  1. I had a tiny bit of Super Tech 5W-30 left over from the last Sienna oil change, and maybe some Mobil 1 5W-30. All synthetic; I think mixing is okay but I shouldn’t need to do it anymore. 100% Pennzoil Platinum is what I want to gamble on.  2

  2. yeah, it’d be nice to have a 2-post lift or something, a full garage, a pit to walk in, &c. The floor jack & stands is Standard for me. If I got a lift I’d call it a Pro Lift or something. 

  3. I installed a drain valve a couple days ago, so this will be new procedure  2

  4. so that the filter becomes saturated with oil, pulling down the dipstick level to a truer value  2
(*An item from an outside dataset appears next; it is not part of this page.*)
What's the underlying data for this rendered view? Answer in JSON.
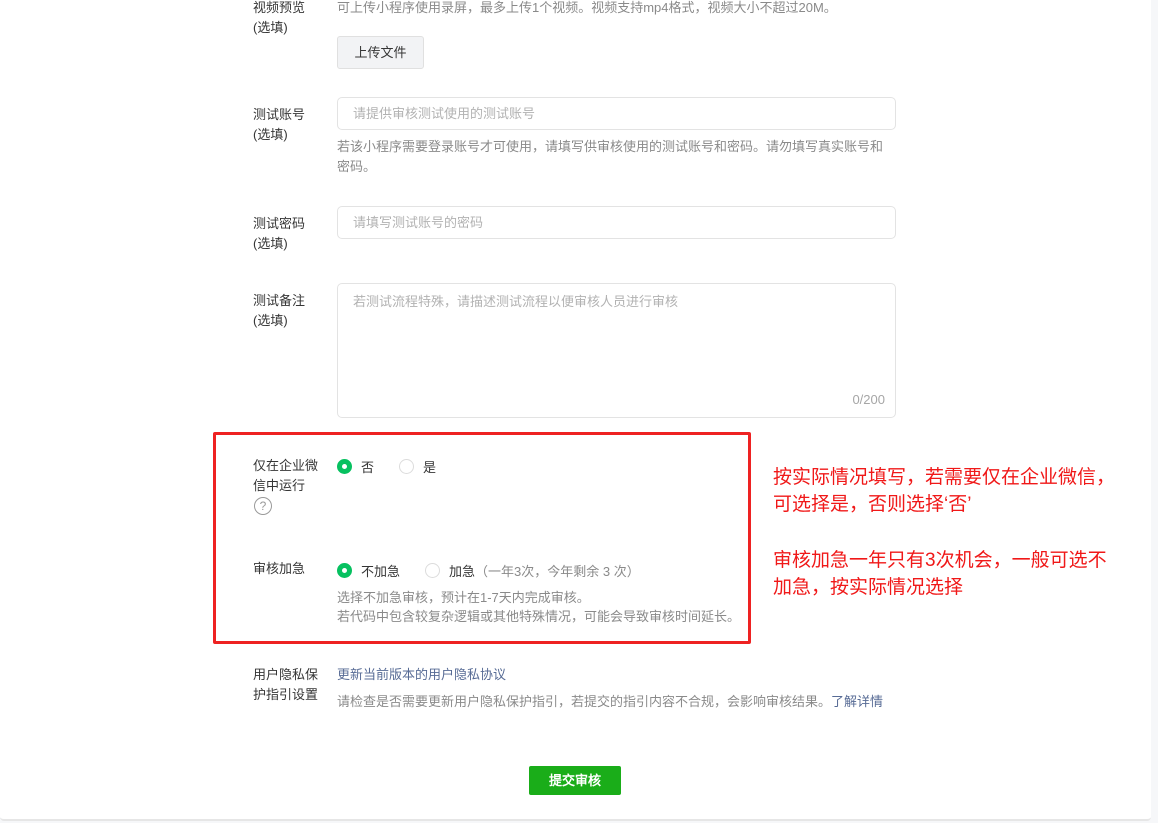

  5. in my case, the drain valve leaked a bit overnight(!) so I tightened it another quarter turn (which seemed a lot). It still leaked about the same, so I backed it off. Instructions state to hand-tighten plus eighth turn, but the trouble is there’s no good way to get any leverage with your hand, and the threads on the oil pan are a bit friction-y, so I can’t get it on well enough with hands. So I wrenched on a bit further. It leaked a little, so I wrenched it another sixth turn. It leaked a tiny bit (a single drop, but still), so I wrenched it another sixth turn. So far, so good. I think the rubber washer/gasket that comes with the valve was just soft, or something. I do not think I overtightened it; the instructions were clear to not do that. At first, I worried I had gone too far, but working it back and forth I realized it was mostly rough threads that was holding it in, not torque from stretching the bolt or anything. It wasn’t really on, in other words.  2
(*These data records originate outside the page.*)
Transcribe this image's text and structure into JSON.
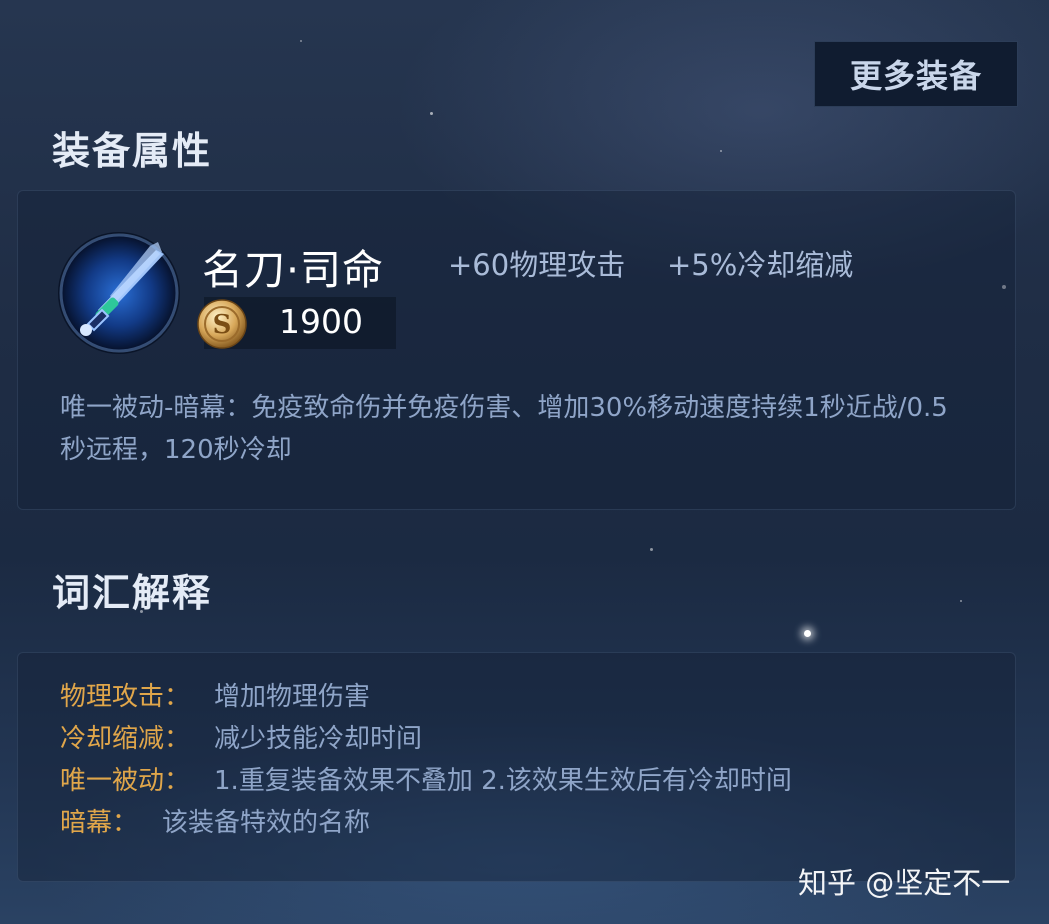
{
  "header": {
    "more_button": "更多装备",
    "attributes_title": "装备属性",
    "glossary_title": "词汇解释"
  },
  "item": {
    "name": "名刀·司命",
    "stats": [
      "+60物理攻击",
      "+5%冷却缩减"
    ],
    "price": "1900",
    "description": "唯一被动-暗幕：免疫致命伤并免疫伤害、增加30%移动速度持续1秒近战/0.5秒远程，120秒冷却",
    "icon": "sword-icon",
    "currency_icon": "gold-coin-icon"
  },
  "glossary": [
    {
      "term": "物理攻击：",
      "definition": "增加物理伤害"
    },
    {
      "term": "冷却缩减：",
      "definition": "减少技能冷却时间"
    },
    {
      "term": "唯一被动：",
      "definition": "1.重复装备效果不叠加 2.该效果生效后有冷却时间"
    },
    {
      "term": "暗幕：",
      "definition": "该装备特效的名称"
    }
  ],
  "watermark": "知乎 @坚定不一",
  "colors": {
    "term": "#e0a64a",
    "definition": "#8fa5c8",
    "background": "#1f2d45"
  }
}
  6. I don’t bother with the drain port at the bottom, but I’ll still change the little o-ring inside